Ezequiel Eskenazi, the down-to-earth founder of XumeK, is carving out a wine lifestyle destination a solid two hours drive northwest from Mendoza in San Juan, complete with a life size reproduction of a whale constructed by famed artist Adrian Villar Rojas as a tribute to the site (now upwards of 800 meters above sea level, but which used to be a submerged seabed in ancient times). The wines are fitting tribute to the stark beauty of the site, and their Syrah is a bargain—Crayola does not make a color this purple, and the big blue fruits deliver just about what you would expect from taking a look at the stunning hue of this wine in the glass, with the added bonus of some nice stony, mineral notes. Where the Syrah really shines, though, is in the mouthfeel, where it puts on a clinic for the price-point and will very likely ensure a quickly drained bottle at your next BBQ.
Alamos Chardonnay, made by the high-volume division of the Catena family’s Argentinean wine empire, is pretty good at being what it’s supposed to be. It’s a tasty Chardonnay, with a varietally correct profile of citrus, toasted bread, and vanilla. It’s not too big, drinks easily—and costs under $10 in most places in the US. Overall, the Alamos is actually a lot more pleasant than many other equivalent brands at equivalent prices. What’s missing is a sense of place, a more precise definition of character, beyond the varietal one. That extra layer of personality is something you’d be disappointed not to find in your glass, if you’re going to spend $50 on one of the higher end wines from the Catena Zapata range. But for a pleasant summer quaffer, technical achievement can do the trick. Recommended.

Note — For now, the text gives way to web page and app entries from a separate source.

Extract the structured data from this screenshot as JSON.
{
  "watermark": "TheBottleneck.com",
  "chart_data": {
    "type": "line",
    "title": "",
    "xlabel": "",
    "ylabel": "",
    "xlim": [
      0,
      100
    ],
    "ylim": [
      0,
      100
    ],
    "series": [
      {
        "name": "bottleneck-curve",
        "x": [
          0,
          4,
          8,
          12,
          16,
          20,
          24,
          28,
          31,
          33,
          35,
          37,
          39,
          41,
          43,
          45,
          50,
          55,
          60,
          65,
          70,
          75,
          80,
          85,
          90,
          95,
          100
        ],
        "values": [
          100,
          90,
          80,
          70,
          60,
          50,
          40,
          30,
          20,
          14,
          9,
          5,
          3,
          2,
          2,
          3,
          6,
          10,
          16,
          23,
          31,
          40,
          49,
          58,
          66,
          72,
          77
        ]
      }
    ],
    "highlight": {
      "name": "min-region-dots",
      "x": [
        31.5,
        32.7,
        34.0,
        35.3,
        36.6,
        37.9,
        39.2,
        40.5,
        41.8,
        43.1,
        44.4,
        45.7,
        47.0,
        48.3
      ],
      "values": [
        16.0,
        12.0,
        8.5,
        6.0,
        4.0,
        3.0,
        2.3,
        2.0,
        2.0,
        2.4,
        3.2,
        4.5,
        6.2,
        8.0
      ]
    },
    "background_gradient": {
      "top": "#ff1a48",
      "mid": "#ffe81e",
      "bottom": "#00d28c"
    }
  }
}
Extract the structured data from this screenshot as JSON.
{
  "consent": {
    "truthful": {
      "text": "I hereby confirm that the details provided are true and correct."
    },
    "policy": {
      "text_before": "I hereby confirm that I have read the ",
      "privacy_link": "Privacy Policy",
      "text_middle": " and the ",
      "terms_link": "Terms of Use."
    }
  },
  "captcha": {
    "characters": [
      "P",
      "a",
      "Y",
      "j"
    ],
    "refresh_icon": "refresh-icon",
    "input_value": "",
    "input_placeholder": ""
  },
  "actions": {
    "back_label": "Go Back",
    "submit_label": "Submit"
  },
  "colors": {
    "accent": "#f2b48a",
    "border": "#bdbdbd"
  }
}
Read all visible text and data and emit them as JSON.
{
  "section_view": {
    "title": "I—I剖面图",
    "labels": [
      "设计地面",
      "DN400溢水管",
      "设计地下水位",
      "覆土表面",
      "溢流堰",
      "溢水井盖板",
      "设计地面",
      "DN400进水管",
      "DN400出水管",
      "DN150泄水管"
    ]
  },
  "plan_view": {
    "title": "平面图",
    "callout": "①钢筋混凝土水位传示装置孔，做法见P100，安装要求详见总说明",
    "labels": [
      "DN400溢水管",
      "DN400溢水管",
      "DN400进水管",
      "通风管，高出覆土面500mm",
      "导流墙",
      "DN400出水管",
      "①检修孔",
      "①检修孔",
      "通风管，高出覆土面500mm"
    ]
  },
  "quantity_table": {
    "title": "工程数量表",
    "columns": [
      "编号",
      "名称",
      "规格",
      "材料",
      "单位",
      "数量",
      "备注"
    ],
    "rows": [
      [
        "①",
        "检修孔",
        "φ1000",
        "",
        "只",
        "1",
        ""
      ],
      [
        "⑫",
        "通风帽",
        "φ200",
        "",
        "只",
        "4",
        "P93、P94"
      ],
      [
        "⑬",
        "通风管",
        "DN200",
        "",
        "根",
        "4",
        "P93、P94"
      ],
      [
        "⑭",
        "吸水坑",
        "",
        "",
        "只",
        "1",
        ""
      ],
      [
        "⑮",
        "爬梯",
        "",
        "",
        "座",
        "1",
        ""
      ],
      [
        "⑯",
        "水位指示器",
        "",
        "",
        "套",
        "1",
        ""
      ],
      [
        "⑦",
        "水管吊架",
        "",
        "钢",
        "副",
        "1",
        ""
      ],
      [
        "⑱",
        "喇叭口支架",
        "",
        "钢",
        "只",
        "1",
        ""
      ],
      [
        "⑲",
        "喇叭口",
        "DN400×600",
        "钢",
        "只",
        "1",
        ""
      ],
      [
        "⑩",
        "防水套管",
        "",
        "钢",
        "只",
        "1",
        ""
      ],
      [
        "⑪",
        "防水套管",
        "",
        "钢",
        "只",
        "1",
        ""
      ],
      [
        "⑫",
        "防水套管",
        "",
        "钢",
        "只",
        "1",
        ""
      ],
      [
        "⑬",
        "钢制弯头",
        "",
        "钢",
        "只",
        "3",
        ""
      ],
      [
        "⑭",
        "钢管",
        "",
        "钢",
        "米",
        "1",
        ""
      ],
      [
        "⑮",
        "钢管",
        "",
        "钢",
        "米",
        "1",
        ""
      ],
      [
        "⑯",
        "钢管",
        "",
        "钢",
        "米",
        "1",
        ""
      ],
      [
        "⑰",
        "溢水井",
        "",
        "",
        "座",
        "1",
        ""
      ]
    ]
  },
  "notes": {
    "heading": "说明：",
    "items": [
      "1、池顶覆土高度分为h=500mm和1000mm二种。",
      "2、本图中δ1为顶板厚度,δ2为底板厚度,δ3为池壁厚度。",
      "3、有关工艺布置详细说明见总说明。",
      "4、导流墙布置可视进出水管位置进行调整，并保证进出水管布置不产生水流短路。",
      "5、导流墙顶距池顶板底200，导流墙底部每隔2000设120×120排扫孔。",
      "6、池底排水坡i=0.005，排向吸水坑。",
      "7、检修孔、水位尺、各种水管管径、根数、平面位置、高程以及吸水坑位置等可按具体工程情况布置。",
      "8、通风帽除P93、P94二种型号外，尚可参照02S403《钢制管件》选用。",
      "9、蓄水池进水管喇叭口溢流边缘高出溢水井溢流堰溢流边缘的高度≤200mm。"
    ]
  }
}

The nose shows plum, concord grape, charred green pepper, and acetone. When first opened the overwhelming flavor was of sweet concord grapes. After a couple of hours the fruit settled down a bit, letting black plum, black pepper, and smoke show through. Overall, this was disjointed and the finish short. Improvement over a few hours hinted it might get better over time, but with so many good Malbecs in the price range, there are better choices. Not recommended.
Interesting, and reasonably priced. A few extra dollars are worth it for a next-tier-up wine. Fruits are deep black, mostly blackberry, made darker with a generous helping of unsweetened chocolate and black pepper. It also has a surprising zing of cayenne pepper, showing through on the mid-palate. There is some wood effect but it is not overpowering. Acids are high, equally matching the generous tannins. It is a little one-dimensional, lacking much evolution from attack to finish, but has depth worth the price. Pair with a Flinstone-sized rack of beef ribs. Recommended.
The Chenin Blanc's contribution is apparent in this sparkling wine of medium-light golden yellow, with a floral, cedar-spice nose. There's a moderate mousse - no heavy bubbling action, but persistent small bubbles. It is somewhat fruity in the mouth, with low apparent acidity in the flavor, yet a fairly long, fruity finish, ending with the acidity that was in there all along. This is a wine to drink with a meal. Try it with the classic dishes that go with Chardonnay but don't hesitate to pair it with more with aromatic dishes such as Moroccan-spiced chicken.
This wine did not fare well in the Palate Press Grand Tasting, scoring only two stars out of five. The wine tastes of a laboratory, not a vineyard. Oak treatment is obvious. The classic apple of chardonnay appears here more like apple flavoring that apples from a tree. The finish falls off quickly, followed by a bitter after-taste. Not recommended.
Palate Press Grand Tasting guests described this wine as "summery," and "subtle and delicious." Cherries and strawberries, rose petals and smoke, come through in layers, while the finish lingers. The Grand Tasting awarded it 4.3 stars out of five. Drink with spicy sausage on a hot summer afternoon.
A special Malbec indeed. An opulent nose with black currant and licorice with some oak (but not overwhelming) at the back. A lively follow through on the palate with soft tannins singing low harmony to a higher range of slightly bittersweet chocolate and dark plums. Finishes with perfect pitch. Very approachable now, should get even better with 2 or 3 more years on it. Match with grilled steak, just as they would do in Argentina. A lovely wine and a superb value. Kudos to the composer—er, winemaker.